In Appleton, Wis., Romney assumed the mantle of presumptive nominee, delivering a revamped address attacking what he called Obama's vision for a "government-centered society." Obama, in a four-stop swing through New England, offered a robust defense of his first term and invoked his 2008 rallying cry by characterizing his actions as "what change is."
For months, the Republican nominating contest has dominated national headlines, with Romney fending off intense challenges from more conservative alternatives. But with the former Massachusetts governor pulling ahead in the delegate count and the White House moving into full re-election mode, both sides are treating the campaign as a duel between Romney and Obama.
The president took credit for saving the auto industry, preventing economic collapse and passing a sweeping health care overhaul (though he did not mention the Supreme Court case challenging the law). His work is unfinished in Washington, he said, and he exhorted wildly enthusiastic crowds in Burlington, Vt., and suburban Portland to help him win another term so that more change can come.
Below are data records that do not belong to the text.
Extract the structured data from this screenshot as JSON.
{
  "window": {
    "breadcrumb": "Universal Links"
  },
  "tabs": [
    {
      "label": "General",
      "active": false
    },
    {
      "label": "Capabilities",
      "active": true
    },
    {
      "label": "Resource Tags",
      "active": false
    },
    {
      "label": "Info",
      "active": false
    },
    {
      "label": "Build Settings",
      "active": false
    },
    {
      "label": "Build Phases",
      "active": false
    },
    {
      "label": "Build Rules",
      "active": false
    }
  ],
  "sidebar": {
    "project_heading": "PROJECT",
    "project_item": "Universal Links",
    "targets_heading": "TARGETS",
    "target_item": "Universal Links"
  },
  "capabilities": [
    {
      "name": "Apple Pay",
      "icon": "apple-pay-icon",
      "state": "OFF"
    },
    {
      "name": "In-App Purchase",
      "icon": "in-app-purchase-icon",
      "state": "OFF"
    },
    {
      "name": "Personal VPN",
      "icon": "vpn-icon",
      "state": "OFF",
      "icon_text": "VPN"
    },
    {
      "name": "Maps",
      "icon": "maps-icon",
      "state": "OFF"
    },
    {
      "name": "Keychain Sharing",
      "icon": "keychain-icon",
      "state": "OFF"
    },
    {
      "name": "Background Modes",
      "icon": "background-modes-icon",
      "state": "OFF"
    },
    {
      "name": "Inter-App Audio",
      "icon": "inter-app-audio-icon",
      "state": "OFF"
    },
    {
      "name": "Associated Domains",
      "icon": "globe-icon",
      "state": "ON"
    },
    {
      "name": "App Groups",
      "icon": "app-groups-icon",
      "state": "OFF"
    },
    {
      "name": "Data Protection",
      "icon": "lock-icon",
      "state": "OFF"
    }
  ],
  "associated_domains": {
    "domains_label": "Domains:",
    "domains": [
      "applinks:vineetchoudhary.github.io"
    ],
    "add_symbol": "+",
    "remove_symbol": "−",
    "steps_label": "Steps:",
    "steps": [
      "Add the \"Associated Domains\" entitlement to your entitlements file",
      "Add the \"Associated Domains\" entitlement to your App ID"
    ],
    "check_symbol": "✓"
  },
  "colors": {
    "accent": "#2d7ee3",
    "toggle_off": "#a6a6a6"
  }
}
Obama also signaled the broad themes in his quest for re-election and offered his sharpest critique yet of what he called the GOP's vision for America. Although he never named Romney, he framed a choice between middle-class security and "you're on your own" economics.
Romney, in Wisconsin, delivered the latest of what his campaign calls his "framing speeches," this one about "restoring America's promise." It was a passionate defense of America's free-enterprise system, which he said has been under attack by an administration that considers business as "the villain and not the solution."
Romney was introduced by Rep. Paul Ryan, R-Wis., whose endorsement earlier in the day signaled the candidate's latest success in convincing Republicans to rally around him.